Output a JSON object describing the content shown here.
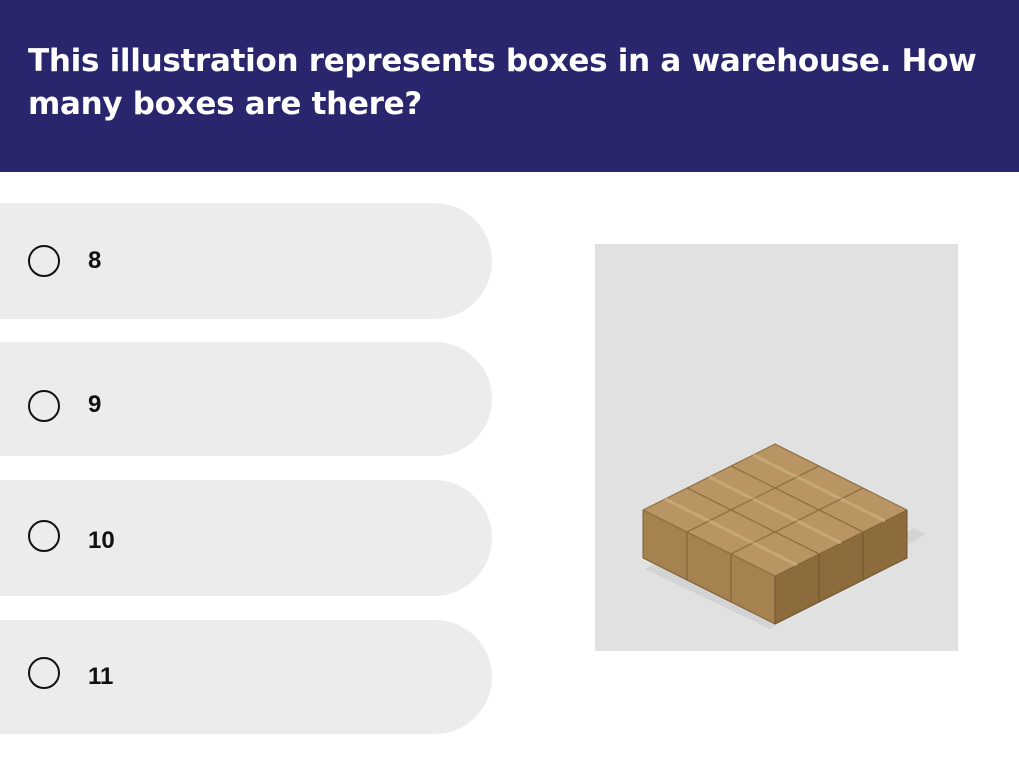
{
  "question": {
    "text": "This illustration represents boxes in a warehouse. How many boxes are there?"
  },
  "options": [
    {
      "label": "8"
    },
    {
      "label": "9"
    },
    {
      "label": "10"
    },
    {
      "label": "11"
    }
  ],
  "figure": {
    "icon": "boxes-illustration",
    "background_color": "#e1e1e1"
  },
  "colors": {
    "header_bg": "#2a266d",
    "option_bg": "#ececec",
    "box_top": "#b89562",
    "box_left": "#a5824f",
    "box_right": "#8c6b3d"
  }
}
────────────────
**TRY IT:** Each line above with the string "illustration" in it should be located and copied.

**RESULT:**
    "text": "This illustration represents boxes in a warehouse. How many boxes are there?"
    "icon": "boxes-illustration",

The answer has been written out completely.